Often referred to as "liquid gold," colostrum is the yellowish milk that's available for your baby right after birth, before your mature milk comes in a few days later. Colostrum has many amazing benefits for babies—for example, it strengthens their immune system, protects against jaundice, and helps them have their first poop.
If you're a new parent, you likely have many questions about colostrum, including how much colostrum your baby needs, what to if your baby isn't able to latch when you're producing colostrum, and how to ensure if your baby is getting enough.
We connected with three experts in the field—a pediatrician specializing in breastfeeding, a lactation consultant, and a neonatologist—to help answer parents' most common questions about colostrum.
What Is Colostrum?
Colostrum is the first form of breast milk for your baby. It's full of nutrients and antioxidants, but it only lasts two to four days before mature milk starts coming in.
Colostrum contains nutrients that are just right for a newborn's system, along with disease-fighting substances. "Colostrum is a baby's first super food," says Kara Thornton, IBCLC, lactation consultant at Via Lactea. "It's a nutritional powerhouse that delivers powerful antibodies to build a strong immune system."
Indeed, colostrum carries immune system components like immunoglobulins, lactoferrin (a protein with antioxidant and anti-inflammatory properties), and growth factors, says Jenelle Ferry, M.D., neonatologist and director of feeding, nutrition, and infant development at Pediatrix Medical Group in Tampa, Florida.
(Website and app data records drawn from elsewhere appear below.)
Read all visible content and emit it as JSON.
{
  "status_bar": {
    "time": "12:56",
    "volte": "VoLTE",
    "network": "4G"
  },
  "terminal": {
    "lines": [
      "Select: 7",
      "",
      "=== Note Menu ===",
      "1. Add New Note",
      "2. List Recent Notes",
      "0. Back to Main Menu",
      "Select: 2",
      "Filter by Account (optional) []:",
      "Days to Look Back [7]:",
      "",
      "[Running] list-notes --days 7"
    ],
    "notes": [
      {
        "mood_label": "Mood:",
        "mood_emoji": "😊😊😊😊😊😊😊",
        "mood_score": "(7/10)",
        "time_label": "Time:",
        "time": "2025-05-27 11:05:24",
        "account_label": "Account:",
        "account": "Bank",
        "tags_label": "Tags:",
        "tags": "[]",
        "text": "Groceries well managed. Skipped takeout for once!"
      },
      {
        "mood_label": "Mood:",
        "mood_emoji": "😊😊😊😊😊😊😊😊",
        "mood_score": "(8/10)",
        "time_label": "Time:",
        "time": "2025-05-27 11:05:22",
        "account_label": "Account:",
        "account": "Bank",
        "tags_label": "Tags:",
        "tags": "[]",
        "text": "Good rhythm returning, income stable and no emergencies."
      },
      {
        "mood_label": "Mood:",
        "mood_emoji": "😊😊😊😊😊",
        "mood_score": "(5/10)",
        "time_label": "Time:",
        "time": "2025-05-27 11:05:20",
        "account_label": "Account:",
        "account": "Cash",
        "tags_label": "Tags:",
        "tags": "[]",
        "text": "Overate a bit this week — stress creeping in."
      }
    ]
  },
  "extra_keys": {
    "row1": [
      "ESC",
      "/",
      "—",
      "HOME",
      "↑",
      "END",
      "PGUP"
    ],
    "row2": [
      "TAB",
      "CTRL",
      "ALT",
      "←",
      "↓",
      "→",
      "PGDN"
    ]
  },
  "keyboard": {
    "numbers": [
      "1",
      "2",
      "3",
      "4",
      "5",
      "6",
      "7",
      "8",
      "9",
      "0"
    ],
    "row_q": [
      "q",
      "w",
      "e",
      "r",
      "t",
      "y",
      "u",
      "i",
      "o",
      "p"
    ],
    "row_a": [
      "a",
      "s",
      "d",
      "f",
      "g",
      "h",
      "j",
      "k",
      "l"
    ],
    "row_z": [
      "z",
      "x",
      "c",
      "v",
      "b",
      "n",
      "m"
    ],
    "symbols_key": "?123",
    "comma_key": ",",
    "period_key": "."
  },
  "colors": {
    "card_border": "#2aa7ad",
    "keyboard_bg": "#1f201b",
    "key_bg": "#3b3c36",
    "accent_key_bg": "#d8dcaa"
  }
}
Nutritionally, colostrum is higher in protein and lower in fat than mature milk. "The differences in composition are why a baby needs so much less volume of colostrum than they will for mature milk," explains Dr. Ferry.
Kara Thornton, IBCLC, lactation consultant at Via Lactea
"Colostrum is a baby's first super food. It's a nutritional powerhouse that delivers powerful antibodies to build a strong immune system."
— Kara Thornton, IBCLC, lactation consultant at Via Lactea
We usually think of breast milk as a white substance, but colostrum looks a little different. For starters, it's usually yellowish in color. "Colostrum gets the nickname 'liquid gold' partly because of its golden/bright or dark yellow color," describes Dr. Ferry. Colostrum might be other colors as well (such as clear, white, or orange), and this is also normal.
As for consistency, colostrum tends to be on the more viscous side. "Colostrum has the thick, sticky consistency of honey," says Thornton.